Minimum wages and minimum ethics?
The current national minimum wage is $7.25. Many people claim that this is not a "living wage," although the reality is there are workers earning such a wage and sending money back home to their families. These workers endure unenviable lives, often living with four or six workers in a two-bedroom apartment and eating bland meals. The ethical issue is whether we have a duty to raise wages for low-wage workers.
There are well-worn arguments (which does not make them any less true for being well-worn) against raising the minimum wage. These arguments include that raising the minimum wage may result in people losing their jobs or employers not creating new jobs; that many, if not most, workers earning the minimum wage are not the primary breadwinner for their families; and that persistently high unemployment rates among African-American youth may be a result of the minimum wage‘s passage decades ago.
Aside from these arguments, rank hypocrisy is involved in the minimum wage discussion. Years ago, when then Speaker-of-the-House Nancy Pelosi was pushing hard to raise the minimum wage, researchers discovered in the fine print that Pelosi was trying to exempt employers in American Samoa from the proposed increase. How is Pelosi associated with American Samoa? It turns out that several tuna canneries have headquarters in Pelosi‘s congressional district; they operated canneries in American Samoan. These cannery owners undoubtedly persuaded Pelosi of the rightness of their cause, although campaign donations often heighten the rightness of a cause. Republicans, too, insert similar clauses protecting favored individuals.
There are some vulnerable groups of Americans who are not covered by the minimum wage. When such legislation was passed decades ago, southern legislators made sure that the legislation did not apply to farm workers. In order to secure votes of southern Democrats, President Roosevelt and northern legislators (Republican and Democrat) had to acquiesce to such demands. Once the southern planters mechanized planting and harvesting, they often cast their workers adrift. Their opposition to the minimum wage (and to social security) then evaporated.
Currently, non-profit organizations are permitted to pay their workers with disabilities wages well below the minimum wage. News stories abound of Goodwill, Salvation Army, and other charities employing disabled workers in their stores and warehouses and paying these workers only a few dollars per hour. The CEOs of such non-profit entities assert that they cannot afford to pay $7.25 an hour to severely challenged workers. No doubt their argument is correct, but for-profit employers do not get to use the same argument.
But why should non-profits be allowed to pay below the minimum wage? Just because an entity is "doing good" should not mean it gets special dispensation.
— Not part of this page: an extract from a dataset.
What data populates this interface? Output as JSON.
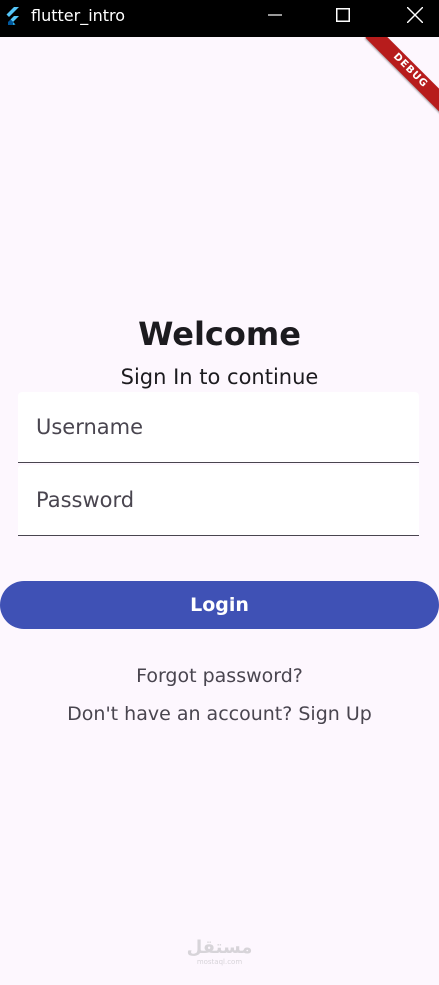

For-profit employers would probably hire many more workers, if they could pay less than $7.25 per hour. If you watch a movie from the 1940s depicting contemporary America, for instance, there were elevator operators, hat-check "girls", and other unskilled workers. These workers were paid low wages, because the services they offered were not particularly valuable for the customers or for the employers. Between the minimum wage and rising labor productivity, such jobs disappeared (and so did staple characters in various detective movies). In China and other countries, one often sees listless workers sweeping streets with bamboo brooms; the brooms are not particularly effective, but I suspect the workers are paid by the government. Presumably they are not paid much, since the value of their services is low.
Prison inmates are another group being paid wages way below the minimum wage. Some of these inmates may be productive enough to justify $7.25 per hour. What are the justifications for paying prisoners dimes or quarters per hour? Because they are receiving room and board? Because they have committed crimes? What if some inmates are innocent?
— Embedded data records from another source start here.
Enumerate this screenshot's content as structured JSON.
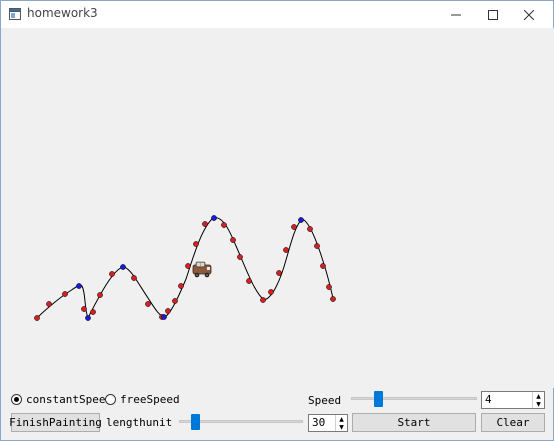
{
  "window": {
    "title": "homework3"
  },
  "controls": {
    "mode_constant": "constantSpeed",
    "mode_free": "freeSpeed",
    "mode_selected": "constantSpeed",
    "finish_button": "FinishPainting",
    "lengthunit_label": "lengthunit",
    "lengthunit_value": "30",
    "speed_label": "Speed",
    "speed_value": "4",
    "start_button": "Start",
    "clear_button": "Clear",
    "speed_slider_level": 0.18,
    "lengthunit_slider_level": 0.12
  },
  "icons": {
    "app": "app-window-icon",
    "minimize": "minimize-icon",
    "maximize": "maximize-icon",
    "close": "close-icon",
    "car": "car-icon"
  },
  "colors": {
    "point_red": "#d42020",
    "point_blue": "#1a1adb",
    "accent": "#0078d7"
  }
}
The minimum wage, therefore, raises troubling questions. Why do we permit over-riding employer‘s and employee‘s rights to freely contract with regard to wages and job conditions? Why don‘t we cover some of the most vulnerable workers? Since the minimum wage hurts some low-skilled workers, is it just to benefit other workers at these low-skilled workers‘ expense?
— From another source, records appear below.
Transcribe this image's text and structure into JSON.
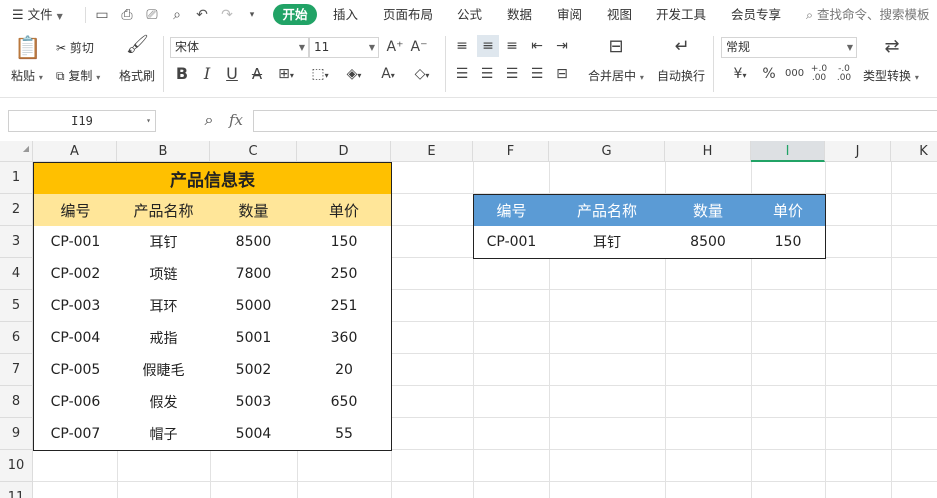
{
  "menubar": {
    "file_label": "文件",
    "tabs": [
      "开始",
      "插入",
      "页面布局",
      "公式",
      "数据",
      "审阅",
      "视图",
      "开发工具",
      "会员专享"
    ],
    "search_placeholder": "查找命令、搜索模板"
  },
  "ribbon": {
    "paste": "粘贴",
    "cut": "剪切",
    "copy": "复制",
    "format_painter": "格式刷",
    "font_name": "宋体",
    "font_size": "11",
    "merge_center": "合并居中",
    "wrap_text": "自动换行",
    "number_format": "常规",
    "type_convert": "类型转换"
  },
  "formula_bar": {
    "cell_ref": "I19",
    "fx_label": "fx",
    "formula": ""
  },
  "columns": [
    "A",
    "B",
    "C",
    "D",
    "E",
    "F",
    "G",
    "H",
    "I",
    "J",
    "K"
  ],
  "selected_column": "I",
  "rows": [
    "1",
    "2",
    "3",
    "4",
    "5",
    "6",
    "7",
    "8",
    "9",
    "10",
    "11"
  ],
  "table1": {
    "title": "产品信息表",
    "headers": [
      "编号",
      "产品名称",
      "数量",
      "单价"
    ],
    "rows": [
      [
        "CP-001",
        "耳钉",
        "8500",
        "150"
      ],
      [
        "CP-002",
        "项链",
        "7800",
        "250"
      ],
      [
        "CP-003",
        "耳环",
        "5000",
        "251"
      ],
      [
        "CP-004",
        "戒指",
        "5001",
        "360"
      ],
      [
        "CP-005",
        "假睫毛",
        "5002",
        "20"
      ],
      [
        "CP-006",
        "假发",
        "5003",
        "650"
      ],
      [
        "CP-007",
        "帽子",
        "5004",
        "55"
      ]
    ]
  },
  "table2": {
    "headers": [
      "编号",
      "产品名称",
      "数量",
      "单价"
    ],
    "rows": [
      [
        "CP-001",
        "耳钉",
        "8500",
        "150"
      ]
    ]
  },
  "colors": {
    "accent_green": "#21a366",
    "title_fill": "#ffc000",
    "header_fill_yellow": "#ffe699",
    "header_fill_blue": "#5b9bd5"
  }
}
The views and opinions expressed are those of the author and do not imply endorsement by the University of Northern Iowa.